→ Exercise details
Filter the entries below, keeping every line that has the word "amount".
= = = =
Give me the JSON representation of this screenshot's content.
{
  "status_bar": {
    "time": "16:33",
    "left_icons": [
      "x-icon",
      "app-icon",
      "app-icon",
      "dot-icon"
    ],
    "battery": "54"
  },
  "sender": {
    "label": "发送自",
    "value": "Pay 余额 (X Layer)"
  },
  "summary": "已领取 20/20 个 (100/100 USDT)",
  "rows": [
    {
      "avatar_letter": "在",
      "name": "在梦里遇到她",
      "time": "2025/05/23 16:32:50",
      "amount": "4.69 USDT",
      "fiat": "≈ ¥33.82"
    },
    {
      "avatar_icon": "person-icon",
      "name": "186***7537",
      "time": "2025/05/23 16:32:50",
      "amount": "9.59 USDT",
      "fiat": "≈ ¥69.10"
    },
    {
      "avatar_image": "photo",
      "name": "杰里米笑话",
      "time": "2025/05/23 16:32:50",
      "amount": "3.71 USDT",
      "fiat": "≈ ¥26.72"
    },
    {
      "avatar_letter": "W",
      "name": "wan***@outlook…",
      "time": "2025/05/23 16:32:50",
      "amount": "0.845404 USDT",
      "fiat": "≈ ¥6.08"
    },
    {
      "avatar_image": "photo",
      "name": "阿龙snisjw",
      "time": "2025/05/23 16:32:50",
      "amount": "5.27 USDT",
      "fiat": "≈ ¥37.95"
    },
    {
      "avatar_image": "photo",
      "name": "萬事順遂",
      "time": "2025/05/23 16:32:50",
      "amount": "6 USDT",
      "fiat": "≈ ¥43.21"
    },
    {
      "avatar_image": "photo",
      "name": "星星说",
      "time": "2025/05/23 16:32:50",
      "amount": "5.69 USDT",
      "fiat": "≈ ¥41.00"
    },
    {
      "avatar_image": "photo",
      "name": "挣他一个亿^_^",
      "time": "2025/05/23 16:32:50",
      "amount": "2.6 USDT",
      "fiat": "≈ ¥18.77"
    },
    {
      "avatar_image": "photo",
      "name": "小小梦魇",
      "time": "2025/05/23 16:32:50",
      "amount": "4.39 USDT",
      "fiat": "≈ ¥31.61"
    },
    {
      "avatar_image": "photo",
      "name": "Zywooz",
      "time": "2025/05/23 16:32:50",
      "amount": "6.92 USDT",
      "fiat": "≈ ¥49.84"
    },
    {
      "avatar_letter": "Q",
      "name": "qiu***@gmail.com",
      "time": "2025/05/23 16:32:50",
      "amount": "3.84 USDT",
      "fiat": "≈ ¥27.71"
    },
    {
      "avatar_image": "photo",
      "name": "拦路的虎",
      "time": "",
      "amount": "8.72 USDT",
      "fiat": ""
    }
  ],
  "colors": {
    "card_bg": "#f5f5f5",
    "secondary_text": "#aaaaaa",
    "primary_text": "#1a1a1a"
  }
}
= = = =
→ Task result
      "amount": "4.69 USDT",
      "amount": "9.59 USDT",
      "amount": "3.71 USDT",
      "amount": "0.845404 USDT",
      "amount": "5.27 USDT",
      "amount": "6 USDT",
      "amount": "5.69 USDT",
      "amount": "2.6 USDT",
      "amount": "4.39 USDT",
      "amount": "6.92 USDT",
      "amount": "3.84 USDT",
      "amount": "8.72 USDT",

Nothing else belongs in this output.